I was in shock and disbelief. And now, while attempting to layer in more of the raw emotions I experienced while watching Mayhew die, I find myself a difficult source to deal with. I want to be able to exercise pathos here, but the reality is I couldn’t process what I saw when it happened any more than I can now when writing about it—even days later. Feelings are there, churning inside, but I don’t have a grip on them and I might not for a long time. I am lucky as a reporter but haunted as a person. The clench in my gut has not released its grip.
There’s some obsession here, too. I’ve followed this story a lot more than I normally would similar shootings. I’m more of a political junkie than a cops-and-courts reporter.
And in the meantime, light has been shed on the dark spots of Mayhew’s life. His criminal record, dating back to the 1990s, includes assaults, an incident in which he threatened several people with a shotgun and an alleged hate crime attack against a black man outside a Salt Lake City bar in 1995.
In a personal blog, he fashioned himself a “notorious Japanese American Yakuza” with knowledge in “crime and crime prevention” as well as hand-to-hand combat, explosives, weaponry and a laundry list of other tricks of the criminal trade.
Such disturbing comments and reports seem to round out the stereotypical profile of a troubled man determined to die at the hands of law enforcement. But documents from his lawsuit also indicate someone who appeared to be trying to turn his life around in the late 2000s.
Among the documents were a letter of recommendation for an internship with a multimedia company and a 2008 letter of recommendation from the Salt Lake-Tooele Applied Technology College. The letter spoke of Mayhew doing citizen lobbying at the Legislature in opposition to a plan to merge the school with Salt Lake Community College.
“I truly believe that Tony’s leadership abilities, commitment and tireless efforts significantly contributed to the future success of our institution,” SLTATC President Scott Snelson wrote in the letter. “It is without any hesitation that I give my highest recommendation to Anthony Mayhew.”
On Main Street that night, after the ambulance was gone and a deafening boom signaled that the bag had been detonated safely by police, I left the office through a back entrance, avoiding the still-present police barriers at 200 South and 300 South. I went to a nearby bar and ordered a stein of Cutthroat beer and a shot of Jameson whiskey.
The TV in the bar played highlights of the standoff, showing footage of the red and blue flash of the lights at the police barricade. Over their drinks, patrons raised a few eyebrows, but the reel soon passed on to clips from Here Comes Honey Boo Boo, which seemed to elicit an equal, if not greater, amount of attention.
I realized that by staying in the office, when I could have evacuated, I had chosen to become embedded and watch Mayhew catch his last stop.
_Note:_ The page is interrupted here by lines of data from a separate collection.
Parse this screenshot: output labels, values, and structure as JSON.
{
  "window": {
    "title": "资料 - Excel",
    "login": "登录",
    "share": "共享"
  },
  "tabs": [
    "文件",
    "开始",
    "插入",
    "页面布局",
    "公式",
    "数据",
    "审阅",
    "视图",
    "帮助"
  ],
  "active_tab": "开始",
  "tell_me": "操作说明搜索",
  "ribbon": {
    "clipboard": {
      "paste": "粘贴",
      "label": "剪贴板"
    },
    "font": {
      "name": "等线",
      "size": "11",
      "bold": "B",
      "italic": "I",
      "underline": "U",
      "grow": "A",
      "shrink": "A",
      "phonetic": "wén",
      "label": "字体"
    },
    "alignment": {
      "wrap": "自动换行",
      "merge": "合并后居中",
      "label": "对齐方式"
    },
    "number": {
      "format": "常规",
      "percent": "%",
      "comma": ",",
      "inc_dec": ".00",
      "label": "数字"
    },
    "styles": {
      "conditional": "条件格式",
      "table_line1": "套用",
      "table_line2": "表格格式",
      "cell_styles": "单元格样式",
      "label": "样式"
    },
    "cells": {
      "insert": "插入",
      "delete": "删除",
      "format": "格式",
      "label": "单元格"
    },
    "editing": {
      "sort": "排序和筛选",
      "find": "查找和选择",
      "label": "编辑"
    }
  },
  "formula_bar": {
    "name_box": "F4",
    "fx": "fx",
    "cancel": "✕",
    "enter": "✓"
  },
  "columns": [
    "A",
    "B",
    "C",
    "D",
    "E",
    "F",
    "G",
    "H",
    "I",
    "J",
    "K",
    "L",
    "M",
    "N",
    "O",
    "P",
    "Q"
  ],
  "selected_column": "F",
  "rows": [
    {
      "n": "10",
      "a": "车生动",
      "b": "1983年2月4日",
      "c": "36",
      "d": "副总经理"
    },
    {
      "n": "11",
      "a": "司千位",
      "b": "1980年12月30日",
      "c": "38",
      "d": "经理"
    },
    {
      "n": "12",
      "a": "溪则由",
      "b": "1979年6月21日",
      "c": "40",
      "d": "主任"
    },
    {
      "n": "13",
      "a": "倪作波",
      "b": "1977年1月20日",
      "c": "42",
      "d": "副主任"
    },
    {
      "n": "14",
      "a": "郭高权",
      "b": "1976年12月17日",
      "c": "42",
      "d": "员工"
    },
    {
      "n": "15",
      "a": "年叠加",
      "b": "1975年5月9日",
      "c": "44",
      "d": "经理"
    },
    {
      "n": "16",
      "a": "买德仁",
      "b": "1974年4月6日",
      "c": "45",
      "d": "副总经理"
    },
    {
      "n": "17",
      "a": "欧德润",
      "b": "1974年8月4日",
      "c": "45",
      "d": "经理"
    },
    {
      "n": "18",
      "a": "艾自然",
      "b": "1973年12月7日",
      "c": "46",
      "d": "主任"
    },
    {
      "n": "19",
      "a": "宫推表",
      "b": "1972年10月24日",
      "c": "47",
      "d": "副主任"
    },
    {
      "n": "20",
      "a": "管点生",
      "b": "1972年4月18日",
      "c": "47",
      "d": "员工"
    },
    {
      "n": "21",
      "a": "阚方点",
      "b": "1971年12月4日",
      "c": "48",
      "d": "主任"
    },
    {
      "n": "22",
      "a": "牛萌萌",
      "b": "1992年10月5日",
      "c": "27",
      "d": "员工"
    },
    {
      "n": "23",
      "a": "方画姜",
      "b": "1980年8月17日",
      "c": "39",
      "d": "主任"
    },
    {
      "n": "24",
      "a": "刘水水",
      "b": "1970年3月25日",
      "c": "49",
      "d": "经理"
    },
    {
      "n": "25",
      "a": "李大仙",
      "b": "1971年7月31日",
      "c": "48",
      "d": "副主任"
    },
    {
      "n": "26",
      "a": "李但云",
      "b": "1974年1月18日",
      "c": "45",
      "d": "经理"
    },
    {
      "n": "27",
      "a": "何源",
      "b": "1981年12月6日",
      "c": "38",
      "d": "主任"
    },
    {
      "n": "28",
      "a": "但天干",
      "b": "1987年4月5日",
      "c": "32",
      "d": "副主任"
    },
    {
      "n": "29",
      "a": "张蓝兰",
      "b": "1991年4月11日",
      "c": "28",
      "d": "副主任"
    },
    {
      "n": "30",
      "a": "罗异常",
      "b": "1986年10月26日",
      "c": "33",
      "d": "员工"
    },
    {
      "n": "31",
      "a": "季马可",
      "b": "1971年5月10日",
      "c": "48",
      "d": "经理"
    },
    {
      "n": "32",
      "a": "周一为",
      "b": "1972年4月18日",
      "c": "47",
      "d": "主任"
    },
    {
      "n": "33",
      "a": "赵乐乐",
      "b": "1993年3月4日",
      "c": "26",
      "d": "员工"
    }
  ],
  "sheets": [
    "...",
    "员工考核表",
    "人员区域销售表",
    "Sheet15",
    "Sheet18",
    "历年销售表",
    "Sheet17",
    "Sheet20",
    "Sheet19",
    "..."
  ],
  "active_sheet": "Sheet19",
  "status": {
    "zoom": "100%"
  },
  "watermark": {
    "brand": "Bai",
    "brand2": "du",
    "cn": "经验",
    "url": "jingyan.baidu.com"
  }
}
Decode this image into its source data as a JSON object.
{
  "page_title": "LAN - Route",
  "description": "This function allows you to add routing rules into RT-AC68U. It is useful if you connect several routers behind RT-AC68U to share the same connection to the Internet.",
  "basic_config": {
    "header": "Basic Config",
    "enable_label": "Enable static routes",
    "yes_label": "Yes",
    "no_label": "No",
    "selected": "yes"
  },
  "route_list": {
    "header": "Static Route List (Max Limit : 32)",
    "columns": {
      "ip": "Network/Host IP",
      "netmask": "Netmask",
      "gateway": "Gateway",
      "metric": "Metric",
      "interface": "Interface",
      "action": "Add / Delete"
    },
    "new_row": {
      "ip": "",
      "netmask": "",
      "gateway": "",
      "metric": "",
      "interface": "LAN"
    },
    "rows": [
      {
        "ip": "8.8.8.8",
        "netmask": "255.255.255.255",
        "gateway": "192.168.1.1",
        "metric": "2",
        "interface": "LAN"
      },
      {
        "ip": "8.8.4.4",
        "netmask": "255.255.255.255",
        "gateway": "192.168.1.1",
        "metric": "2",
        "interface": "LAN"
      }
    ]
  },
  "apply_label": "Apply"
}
I’d need two more shots of whiskey before the night was over.
If I could have gone my whole career without writing an article in the first person, so much the better. But now, because I worked late Sept. 27, I know Mayhew’s name but he never knew mine. He might not have seen me in that dark office, but he knew I was there. Instead of writing a quick blog about the facts of the night, I have to live with it because I shared those final moments with him.
I still find myself coming to grips with the moments of that night. Watching the beginning of the standoff annoyed by the distraction of Mayhew’s yelling. Later, looking him in the eye minutes before his shooter did.
And, the next day, getting off TRAX and standing over the spot where he died.
All that was left was a tiny rust-colored stain that none of the other passengers noticed.
“Remove the obstacle and the ants resume their course,” author Vladimir Nabokov once wrote. In time, I’m sure I won’t think twice about that spot, visible from my desk, where he died. But not now, and not for a long time.